Enrich the soil

After testing you should have a good idea about nutrients you need to add to your soil. If you don’t have any specific issues you can use cow, horse or chicken manure for general purpose boosting. You will need one bushel of chicken manure per 100 square feet or four bushels of cow or horse manure for the same space. My large vegetable garden is 1800 square feet. Buying bagged manure runs about $150 each year. It is much cheaper to buy manure from one of the local farmers, but you have to make sure the manure has been composted prior to use. Don’t add fresh manure after your garden has been planted.

Soil pH

Most vegetable plants prefer a soil pH range of 6.0 to 6.8. Soil pH measures the acidity or alkilinity of your garden bed. It is measured in a range of 0 to 14.0 with lower numbers representing higher acidity and higher numbers representing higher alkilinity. A pH of 7.0 is neutral. The Old Farmer’s Almanac has a great resource for checking pH needs of a variety of trees, flowers and vegetables.
If your soil is too acidic you can add gardening lime to raise the pH and if it is too alkiline you should add gypsum or ground sulphur.


Potassium is important for general plant health. If it is deficient in your soil you can add it back with composted material heavy on fruit plant waste.

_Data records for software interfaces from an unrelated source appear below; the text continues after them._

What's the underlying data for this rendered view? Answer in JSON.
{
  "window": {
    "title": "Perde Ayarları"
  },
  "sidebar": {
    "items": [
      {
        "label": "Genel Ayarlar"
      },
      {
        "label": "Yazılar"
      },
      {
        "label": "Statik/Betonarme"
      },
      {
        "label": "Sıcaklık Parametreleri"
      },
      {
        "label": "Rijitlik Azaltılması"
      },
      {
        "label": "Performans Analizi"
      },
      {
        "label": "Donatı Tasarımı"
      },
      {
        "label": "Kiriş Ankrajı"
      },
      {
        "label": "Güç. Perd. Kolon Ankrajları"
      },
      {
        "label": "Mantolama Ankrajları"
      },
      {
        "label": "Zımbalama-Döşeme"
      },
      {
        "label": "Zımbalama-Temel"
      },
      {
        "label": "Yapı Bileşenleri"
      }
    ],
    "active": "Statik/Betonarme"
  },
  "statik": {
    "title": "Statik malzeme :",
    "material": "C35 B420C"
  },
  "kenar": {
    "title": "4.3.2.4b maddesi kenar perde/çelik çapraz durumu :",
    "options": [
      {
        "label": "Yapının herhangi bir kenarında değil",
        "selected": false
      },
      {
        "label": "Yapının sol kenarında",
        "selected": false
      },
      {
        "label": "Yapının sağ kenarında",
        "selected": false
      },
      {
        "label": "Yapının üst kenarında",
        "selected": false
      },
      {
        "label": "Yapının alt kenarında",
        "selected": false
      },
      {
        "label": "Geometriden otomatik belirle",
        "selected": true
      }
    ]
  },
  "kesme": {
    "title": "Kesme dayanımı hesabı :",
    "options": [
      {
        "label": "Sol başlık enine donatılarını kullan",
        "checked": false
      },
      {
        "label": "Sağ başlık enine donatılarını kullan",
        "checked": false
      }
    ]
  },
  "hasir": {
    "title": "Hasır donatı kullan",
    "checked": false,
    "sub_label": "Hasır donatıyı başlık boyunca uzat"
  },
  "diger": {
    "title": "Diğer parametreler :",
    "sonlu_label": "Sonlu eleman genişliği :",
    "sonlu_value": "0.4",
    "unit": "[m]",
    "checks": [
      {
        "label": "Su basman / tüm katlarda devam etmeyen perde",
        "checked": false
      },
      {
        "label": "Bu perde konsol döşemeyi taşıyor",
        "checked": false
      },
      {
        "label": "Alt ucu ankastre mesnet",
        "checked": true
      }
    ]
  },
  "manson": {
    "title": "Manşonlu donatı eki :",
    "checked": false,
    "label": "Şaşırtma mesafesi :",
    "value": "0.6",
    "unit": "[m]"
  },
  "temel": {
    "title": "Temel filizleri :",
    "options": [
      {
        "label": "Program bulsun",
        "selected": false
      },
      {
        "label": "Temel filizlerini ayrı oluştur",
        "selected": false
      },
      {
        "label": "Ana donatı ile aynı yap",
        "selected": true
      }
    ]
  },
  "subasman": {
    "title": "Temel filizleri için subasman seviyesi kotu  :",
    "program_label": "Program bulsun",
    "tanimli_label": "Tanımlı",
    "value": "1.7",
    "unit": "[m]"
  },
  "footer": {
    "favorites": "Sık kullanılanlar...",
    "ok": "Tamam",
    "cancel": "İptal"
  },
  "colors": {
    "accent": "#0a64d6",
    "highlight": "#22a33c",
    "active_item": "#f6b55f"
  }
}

Produce that is naturally high in potassium like banana peels, citrus rinds, and tomatoes are great for compost that is rich in potassium. You may also use ash from burned hardwoods. Make sure the ash is from a fire where no accelerants were used or where yard waste was burned. Ash from these fires will have chemicals or other undesireable materials in them that you don’t want in your garden.
Potassium can be introduced in the form of a chemical fertilizer, but it can burn your plants. Organic fertilizers break down in the soil over a longer period of time providing a natural time-release feature.


Plants use more nitrogen than any other nutrient. Each year I use grass clippings inbetween bed rows to help control the weeds. They add nitrogen back to the soil as they decompose. Rich compost will add nitrogen back to the soil as will cover crops, but if you need a quick boost of nitrogen use blood meal. While it is organic, it can burn plants if applied in certain conditions. It should be applied to the soil and washed from plant leaves to prevent damage. Bean and pea varieties fix nitrogen in the soil for use by plants that follow it in a rotation cycle.


Phosphorous is important for root growth and to promote the setting of fruit and flowers. You can add phosphorous back into the soil through the application of animal manure or blood meal.
While there are other macronutrients that are important, those listed above are most commonly found to be lacking. For more detailed information on soil nutrients specific to your area, check with the state extension office closest to you. Most states offer free information through their agricultural office or local county extension offices.

Crop rotation

One way to reduce the depletion of nutrients from your soil is to rotate crops to alternate the plants that deplete the soil of nutrients with those plants that return nutrients to the soil or that deplete different nutrients from those crops planted in prior years. Another reason to rotate crops is to reduce diseases and pests that afflict plants in the same family.
It is important to understand the nutrient needs of each crop you plant. You should also understand which nutrients they strip from the soil. Proper crop rotation can save you from having to add more nutrients back into the soil than necessary, which saves time and money. For good guides to crop rotation check,, or this report from North Carolina State University.

Green manure

Green manure consists of plants like borage that are planted toward the end of the growing season and left in the garden to help maintain the soil structure and prevent erosion. They are then either scraped or pulled from the garden and added to a compost pile or they are tilled under directly into the garden. If tilled under you will need to wait 30 days before planting again. Mother Earth News has an excellent guide to using green manure.